» Work required
Print each line of the material again, keeping everything exact.

» Dataset entries

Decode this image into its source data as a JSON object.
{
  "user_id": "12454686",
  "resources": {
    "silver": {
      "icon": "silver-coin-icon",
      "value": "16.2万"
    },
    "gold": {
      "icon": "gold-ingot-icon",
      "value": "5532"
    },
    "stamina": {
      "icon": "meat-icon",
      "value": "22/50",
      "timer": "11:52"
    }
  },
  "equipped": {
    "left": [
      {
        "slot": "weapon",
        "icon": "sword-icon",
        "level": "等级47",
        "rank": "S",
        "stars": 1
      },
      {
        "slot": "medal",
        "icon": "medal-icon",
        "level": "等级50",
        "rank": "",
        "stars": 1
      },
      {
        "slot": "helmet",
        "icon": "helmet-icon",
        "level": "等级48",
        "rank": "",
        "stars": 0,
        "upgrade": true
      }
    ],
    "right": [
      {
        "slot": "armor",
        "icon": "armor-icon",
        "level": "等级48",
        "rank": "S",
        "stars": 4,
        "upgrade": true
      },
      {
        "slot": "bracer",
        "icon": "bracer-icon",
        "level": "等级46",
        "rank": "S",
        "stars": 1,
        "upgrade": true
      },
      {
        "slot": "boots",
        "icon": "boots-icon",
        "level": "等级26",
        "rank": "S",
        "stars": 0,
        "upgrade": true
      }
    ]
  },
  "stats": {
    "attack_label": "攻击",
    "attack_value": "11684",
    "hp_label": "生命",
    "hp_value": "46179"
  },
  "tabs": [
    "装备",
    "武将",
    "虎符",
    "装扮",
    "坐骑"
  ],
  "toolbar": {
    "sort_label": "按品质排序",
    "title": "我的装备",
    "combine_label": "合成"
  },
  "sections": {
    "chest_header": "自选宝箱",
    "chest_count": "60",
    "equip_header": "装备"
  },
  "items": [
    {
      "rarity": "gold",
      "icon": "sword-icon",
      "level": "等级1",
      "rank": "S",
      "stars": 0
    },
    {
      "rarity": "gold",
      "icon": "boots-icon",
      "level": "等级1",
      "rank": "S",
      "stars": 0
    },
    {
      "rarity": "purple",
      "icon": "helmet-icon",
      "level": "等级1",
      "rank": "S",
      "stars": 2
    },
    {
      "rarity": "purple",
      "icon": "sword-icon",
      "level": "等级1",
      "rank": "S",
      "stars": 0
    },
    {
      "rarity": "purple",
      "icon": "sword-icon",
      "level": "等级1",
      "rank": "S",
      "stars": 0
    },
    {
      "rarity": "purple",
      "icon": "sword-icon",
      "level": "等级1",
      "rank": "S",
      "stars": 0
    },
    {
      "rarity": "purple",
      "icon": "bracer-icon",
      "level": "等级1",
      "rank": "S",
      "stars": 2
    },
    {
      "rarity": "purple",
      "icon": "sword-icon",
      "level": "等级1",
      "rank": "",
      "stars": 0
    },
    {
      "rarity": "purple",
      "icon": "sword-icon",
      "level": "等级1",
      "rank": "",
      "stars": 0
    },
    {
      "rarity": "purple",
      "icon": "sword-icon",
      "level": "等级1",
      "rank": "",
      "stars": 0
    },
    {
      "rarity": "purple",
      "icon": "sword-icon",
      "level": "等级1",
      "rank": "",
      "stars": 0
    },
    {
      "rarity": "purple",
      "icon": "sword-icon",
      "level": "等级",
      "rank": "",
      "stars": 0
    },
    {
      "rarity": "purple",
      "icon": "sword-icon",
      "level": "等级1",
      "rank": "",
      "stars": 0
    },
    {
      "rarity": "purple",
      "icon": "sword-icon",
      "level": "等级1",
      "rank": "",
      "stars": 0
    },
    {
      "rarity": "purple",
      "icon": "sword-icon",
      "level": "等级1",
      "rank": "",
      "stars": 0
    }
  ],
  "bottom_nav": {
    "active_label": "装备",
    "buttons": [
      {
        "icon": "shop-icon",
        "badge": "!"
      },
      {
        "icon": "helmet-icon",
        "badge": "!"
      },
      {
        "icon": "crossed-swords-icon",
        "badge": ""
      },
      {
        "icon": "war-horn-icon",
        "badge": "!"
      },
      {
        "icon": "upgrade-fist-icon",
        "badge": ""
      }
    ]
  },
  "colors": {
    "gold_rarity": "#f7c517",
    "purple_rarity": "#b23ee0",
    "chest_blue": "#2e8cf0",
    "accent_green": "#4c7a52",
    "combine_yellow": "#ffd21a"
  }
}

» Result of this task
Decode this image into its source data as a JSON object.
{
  "user_id": "12454686",
  "resources": {
    "silver": {
      "icon": "silver-coin-icon",
      "value": "16.2万"
    },
    "gold": {
      "icon": "gold-ingot-icon",
      "value": "5532"
    },
    "stamina": {
      "icon": "meat-icon",
      "value": "22/50",
      "timer": "11:52"
    }
  },
  "equipped": {
    "left": [
      {
        "slot": "weapon",
        "icon": "sword-icon",
        "level": "等级47",
        "rank": "S",
        "stars": 1
      },
      {
        "slot": "medal",
        "icon": "medal-icon",
        "level": "等级50",
        "rank": "",
        "stars": 1
      },
      {
        "slot": "helmet",
        "icon": "helmet-icon",
        "level": "等级48",
        "rank": "",
        "stars": 0,
        "upgrade": true
      }
    ],
    "right": [
      {
        "slot": "armor",
        "icon": "armor-icon",
        "level": "等级48",
        "rank": "S",
        "stars": 4,
        "upgrade": true
      },
      {
        "slot": "bracer",
        "icon": "bracer-icon",
        "level": "等级46",
        "rank": "S",
        "stars": 1,
        "upgrade": true
      },
      {
        "slot": "boots",
        "icon": "boots-icon",
        "level": "等级26",
        "rank": "S",
        "stars": 0,
        "upgrade": true
      }
    ]
  },
  "stats": {
    "attack_label": "攻击",
    "attack_value": "11684",
    "hp_label": "生命",
    "hp_value": "46179"
  },
  "tabs": [
    "装备",
    "武将",
    "虎符",
    "装扮",
    "坐骑"
  ],
  "toolbar": {
    "sort_label": "按品质排序",
    "title": "我的装备",
    "combine_label": "合成"
  },
  "sections": {
    "chest_header": "自选宝箱",
    "chest_count": "60",
    "equip_header": "装备"
  },
  "items": [
    {
      "rarity": "gold",
      "icon": "sword-icon",
      "level": "等级1",
      "rank": "S",
      "stars": 0
    },
    {
      "rarity": "gold",
      "icon": "boots-icon",
      "level": "等级1",
      "rank": "S",
      "stars": 0
    },
    {
      "rarity": "purple",
      "icon": "helmet-icon",
      "level": "等级1",
      "rank": "S",
      "stars": 2
    },
    {
      "rarity": "purple",
      "icon": "sword-icon",
      "level": "等级1",
      "rank": "S",
      "stars": 0
    },
    {
      "rarity": "purple",
      "icon": "sword-icon",
      "level": "等级1",
      "rank": "S",
      "stars": 0
    },
    {
      "rarity": "purple",
      "icon": "sword-icon",
      "level": "等级1",
      "rank": "S",
      "stars": 0
    },
    {
      "rarity": "purple",
      "icon": "bracer-icon",
      "level": "等级1",
      "rank": "S",
      "stars": 2
    },
    {
      "rarity": "purple",
      "icon": "sword-icon",
      "level": "等级1",
      "rank": "",
      "stars": 0
    },
    {
      "rarity": "purple",
      "icon": "sword-icon",
      "level": "等级1",
      "rank": "",
      "stars": 0
    },
    {
      "rarity": "purple",
      "icon": "sword-icon",
      "level": "等级1",
      "rank": "",
      "stars": 0
    },
    {
      "rarity": "purple",
      "icon": "sword-icon",
      "level": "等级1",
      "rank": "",
      "stars": 0
    },
    {
      "rarity": "purple",
      "icon": "sword-icon",
      "level": "等级",
      "rank": "",
      "stars": 0
    },
    {
      "rarity": "purple",
      "icon": "sword-icon",
      "level": "等级1",
      "rank": "",
      "stars": 0
    },
    {
      "rarity": "purple",
      "icon": "sword-icon",
      "level": "等级1",
      "rank": "",
      "stars": 0
    },
    {
      "rarity": "purple",
      "icon": "sword-icon",
      "level": "等级1",
      "rank": "",
      "stars": 0
    }
  ],
  "bottom_nav": {
    "active_label": "装备",
    "buttons": [
      {
        "icon": "shop-icon",
        "badge": "!"
      },
      {
        "icon": "helmet-icon",
        "badge": "!"
      },
      {
        "icon": "crossed-swords-icon",
        "badge": ""
      },
      {
        "icon": "war-horn-icon",
        "badge": "!"
      },
      {
        "icon": "upgrade-fist-icon",
        "badge": ""
      }
    ]
  },
  "colors": {
    "gold_rarity": "#f7c517",
    "purple_rarity": "#b23ee0",
    "chest_blue": "#2e8cf0",
    "accent_green": "#4c7a52",
    "combine_yellow": "#ffd21a"
  }
}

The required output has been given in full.